- Free VPN traffic could easily be intruded by malware that infects devices.
There are dozens of free VPN tools available for iOS and Android devices. A sampling of titles is below. If you find any of these apps on your students’ phones, we suggest that you have a conversation with them about why they use the app.
VPN in Touch
Who can see the camera on the Chromebook my child is using?
The Chromebook does not run a Macintosh or Windows operating system. You cannot install applications on the device in the same way that you would on Mac or Windows. Because of this, the Chrome OS is a far more secure platform, and much less likely to be “hacked” by an outsider.
There are no technical tools in use at LPS that would allow teachers or other technical staff access to the camera on a Chromebook at any time, from any location.
LPS teachers and staff use a tool called Hāpara to monitor student Chromebook screens and browsing history while on an LPS network. Hāpara denies LPS teachers and technical staff access to the Chromebook camera at any time, regardless of location.
Is Google tracking the location of the Chromebooks?
LPS has control over whether many of the data points generated through Chromebook usage are collected or retained. We have specifically disabled “geolocation services” on Chromebooks, which prevents Google from seeing the geo-data associated with the “where” of the Chromebook use by students.
LPS and Google can see the IP address (network address) of the wireless network that the Chromebook is using.
I’ve read that the Wi-Fi being used in our schools can cause cancer.
We are not aware of any scientifically significant studies that have concluded that Wi-Fi causes biological harm on a cellular level.
The products we use for our Wi-Fi access points (routers) are evaluated by the vendor to ensure they conform to safety limits adopted by such agencies as the Federal Communications Commission (FCC), the World Health Organization (WHO) , the International Commission on Non Ionizing Radiation Protection (ICNIRP) as well as several others, and are used across the globe.
The IARC – International Agency for Research on Cancer (part of the World Health Organization) has labeled short wave radio frequencies such as those used in wi-fi as “Group 2B.” To give you a little context, Group 2B includes coffee, ginkgo biloba extract, aloe vera, and pickled vegetables. This means that they are possibly, but not probably carcinogenic to humans. In other words, WiFi is just as dangerous as pickles, according to scientists.
If you have concerns, Computing Services would be happy to to do some spot checks in your child’s building to measure the wifi signal strength there, and report those numbers to you.
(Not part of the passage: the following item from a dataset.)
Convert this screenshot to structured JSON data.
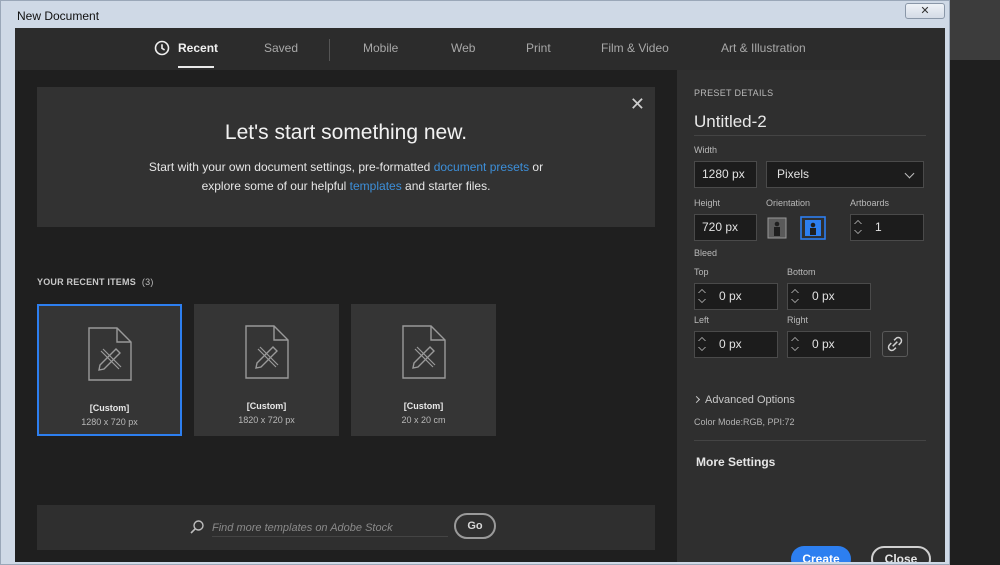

Reach out to us through the ConnectNow link at the top of this web page.
– This response was paraphrased from advice provided by Dan Layton, CTO, Zionsville Community Schools, Indiana.